Harsh economic times can press an organization’s capacity to its limits, increasing the plea for donor support. Faced with many requests, donors often have a hard time knowing where to give, how their gift will be used and to what extent it will actually help those in need. FHBS prides itself on giving 99 cents of every gifted dollar to our clients. We have no galas, luncheons or marathons. Continuing the practice established in 1819 of being a quiet charity, we send just one solicitation letter annually, at the inception of the Jewish New Year.
With our updated website, we can now share the stories of the people we help with greater frequency, and you can learn where your dollars are going. Emergency aid takes many forms for women who have been identified by communal professionals as deserving of immediate assistance. Three of the women FHBS has assisted recently have physical, psychological and financial burdens that would challenge even the strongest among us.
Marian is a 33-year-old single woman living with her mother, who has rheumatoid arthritis and heart problems, and her 9-month-old daughter. A former administrator at a local utility company, Marian lost her job a year ago; unemployment benefits ran out in December 2013. This past June, her infant daughter stopped eating and drinking. After extensive testing at Children’s Hospital of Philadelphia, no diagnosis was reached. The child is on a feeding tube with a special formula for the foreseeable future. W.I.C. does not cover the cost.

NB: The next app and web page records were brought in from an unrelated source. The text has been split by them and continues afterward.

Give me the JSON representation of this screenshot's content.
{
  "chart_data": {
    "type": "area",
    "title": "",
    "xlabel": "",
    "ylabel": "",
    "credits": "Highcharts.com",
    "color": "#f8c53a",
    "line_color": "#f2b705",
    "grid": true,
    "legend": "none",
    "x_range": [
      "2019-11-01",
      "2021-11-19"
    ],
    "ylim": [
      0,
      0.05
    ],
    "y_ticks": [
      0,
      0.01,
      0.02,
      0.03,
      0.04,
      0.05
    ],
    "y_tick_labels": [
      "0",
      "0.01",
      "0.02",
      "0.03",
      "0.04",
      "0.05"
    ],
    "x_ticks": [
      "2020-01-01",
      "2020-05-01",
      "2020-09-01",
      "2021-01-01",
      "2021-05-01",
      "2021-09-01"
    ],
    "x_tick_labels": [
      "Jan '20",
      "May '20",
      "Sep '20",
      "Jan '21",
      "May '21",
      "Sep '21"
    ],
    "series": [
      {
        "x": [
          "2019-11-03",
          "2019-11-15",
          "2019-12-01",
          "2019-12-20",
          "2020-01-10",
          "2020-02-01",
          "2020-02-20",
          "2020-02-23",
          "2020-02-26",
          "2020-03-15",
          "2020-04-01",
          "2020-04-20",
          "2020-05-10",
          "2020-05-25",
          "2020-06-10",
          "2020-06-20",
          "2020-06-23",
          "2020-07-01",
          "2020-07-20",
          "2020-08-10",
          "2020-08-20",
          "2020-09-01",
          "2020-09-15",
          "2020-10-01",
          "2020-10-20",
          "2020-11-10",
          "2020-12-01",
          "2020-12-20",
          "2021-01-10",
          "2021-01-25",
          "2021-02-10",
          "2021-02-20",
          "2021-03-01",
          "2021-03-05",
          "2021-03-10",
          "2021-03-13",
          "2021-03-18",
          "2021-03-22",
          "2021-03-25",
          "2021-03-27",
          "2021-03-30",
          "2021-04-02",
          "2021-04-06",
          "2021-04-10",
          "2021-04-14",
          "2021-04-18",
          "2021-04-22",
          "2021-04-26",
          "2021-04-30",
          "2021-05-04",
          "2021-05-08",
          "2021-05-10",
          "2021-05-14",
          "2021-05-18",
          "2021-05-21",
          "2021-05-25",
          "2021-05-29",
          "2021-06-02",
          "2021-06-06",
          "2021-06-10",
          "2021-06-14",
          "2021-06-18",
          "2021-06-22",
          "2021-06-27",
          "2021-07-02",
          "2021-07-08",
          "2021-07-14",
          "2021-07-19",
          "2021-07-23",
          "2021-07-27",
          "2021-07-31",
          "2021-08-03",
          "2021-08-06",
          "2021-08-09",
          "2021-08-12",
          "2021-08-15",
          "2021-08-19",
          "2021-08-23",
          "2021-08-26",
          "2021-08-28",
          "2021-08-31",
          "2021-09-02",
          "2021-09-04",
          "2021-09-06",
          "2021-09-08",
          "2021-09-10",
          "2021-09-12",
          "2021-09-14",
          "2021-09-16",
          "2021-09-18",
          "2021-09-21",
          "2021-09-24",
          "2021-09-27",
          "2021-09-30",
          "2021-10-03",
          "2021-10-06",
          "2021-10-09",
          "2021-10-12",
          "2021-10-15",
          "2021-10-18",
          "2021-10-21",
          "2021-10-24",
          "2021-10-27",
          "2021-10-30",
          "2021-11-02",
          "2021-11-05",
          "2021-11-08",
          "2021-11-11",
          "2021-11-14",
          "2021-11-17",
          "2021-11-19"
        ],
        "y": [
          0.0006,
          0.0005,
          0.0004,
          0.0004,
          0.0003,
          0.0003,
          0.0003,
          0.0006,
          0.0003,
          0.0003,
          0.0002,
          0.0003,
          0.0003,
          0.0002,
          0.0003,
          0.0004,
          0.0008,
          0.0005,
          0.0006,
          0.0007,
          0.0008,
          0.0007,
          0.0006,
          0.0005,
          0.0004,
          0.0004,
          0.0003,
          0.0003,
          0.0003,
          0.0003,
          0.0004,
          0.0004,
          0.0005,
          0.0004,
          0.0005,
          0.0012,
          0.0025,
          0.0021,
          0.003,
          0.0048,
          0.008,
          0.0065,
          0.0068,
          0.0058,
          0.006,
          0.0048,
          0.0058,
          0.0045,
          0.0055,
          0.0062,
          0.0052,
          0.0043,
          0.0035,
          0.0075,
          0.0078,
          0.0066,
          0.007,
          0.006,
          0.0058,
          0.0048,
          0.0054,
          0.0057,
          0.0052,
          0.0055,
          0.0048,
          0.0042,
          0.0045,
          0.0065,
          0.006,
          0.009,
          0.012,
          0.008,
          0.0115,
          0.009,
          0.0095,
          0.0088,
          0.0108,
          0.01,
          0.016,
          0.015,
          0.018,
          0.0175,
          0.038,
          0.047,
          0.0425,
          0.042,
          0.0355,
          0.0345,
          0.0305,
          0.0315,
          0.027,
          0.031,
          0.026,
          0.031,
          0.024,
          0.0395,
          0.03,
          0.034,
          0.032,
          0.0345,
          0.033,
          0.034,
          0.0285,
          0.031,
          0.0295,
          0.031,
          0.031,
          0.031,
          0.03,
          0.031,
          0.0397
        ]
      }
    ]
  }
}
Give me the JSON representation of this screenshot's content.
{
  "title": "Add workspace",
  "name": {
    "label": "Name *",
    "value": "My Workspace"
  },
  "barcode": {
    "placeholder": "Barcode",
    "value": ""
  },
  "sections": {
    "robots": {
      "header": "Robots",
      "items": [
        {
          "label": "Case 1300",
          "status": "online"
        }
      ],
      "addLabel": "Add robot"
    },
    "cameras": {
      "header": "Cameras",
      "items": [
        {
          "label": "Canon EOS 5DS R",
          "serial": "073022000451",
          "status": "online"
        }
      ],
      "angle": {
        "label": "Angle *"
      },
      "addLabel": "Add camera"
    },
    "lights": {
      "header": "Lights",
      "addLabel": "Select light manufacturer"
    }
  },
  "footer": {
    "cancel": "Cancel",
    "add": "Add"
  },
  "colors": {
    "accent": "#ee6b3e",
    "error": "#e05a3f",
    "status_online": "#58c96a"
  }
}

Saddled with student loans, medical bills and debit-card debt, as well as a 2002 car and expenses that exceed a household income of $29,000, including Social Security, Social Security Disability and food stamps, Marian is beyond overwhelmed. FHBS is providing a $50 CVS pharmacy gift card for the next six-months to help pay for the formula.
Janice was diagnosed with breast cancer in 2011 and had a mastectomy. She continued to work a part-time, 15 hour-a-week job until the pain from her illness became unbearable. Now 74, she has been told that her cancer has metastasized, and she has six to 10 months to live. Arthritis and spinal stenosis complicate her weakened condition, and she ambulates slowly with a cane. A single woman with no family, Janice has no one on whom to rely for support. Her monthly income is now $650 in Social Security and $175 from SNAP. Her landlady, a friend and former colleague, lowered her rent from $550 to $450 a month, and her social worker applied to MANNA for home delivered meals.
Janice has been accepted into the palliative care program at Penn Home Care, which will provide an aide to help with bathing and some meal preparation, but she is reluctant to follow through with her social worker’s suggestion to get additional support to assist with shopping and transportation to doctors’ appointments. FHBS began an emergency monthly stipend in the amount of $150 on September 1 and will also pay October’s rent, easing some of Janice’s financial burden and hopefully giving her peace of mind.
Nadine is a 50-year-old woman with a complicated family situation and a home infested with bed bugs. She is divorced from her first husband and lives with their three college age children in the home she acquired in the settlement. She married a second time, in a religious ceremony only, to a man who physically and financially abuses her. She paid off all his debts, and while he lives in her house, he has never worked or contributed to the household expenses. Nadine works at a daycare center with reduced hours in the summer. She tried to combat the bed bug problem on her own but the treatment was unsuccessful. She then turned to a professional but waited so long between the first and second treatments that he had to begin anew. FHBS paid the exterminator $600 for three consecutive visits with a guaranteed outcome. Nadine’s home is on its way to becoming a bed bug free environment.
It’s a mitzvah to help those who so desperately need it and have no one to whom to turn for assistance. To continue this work, FHBS needs your support.
Written by Judith Richards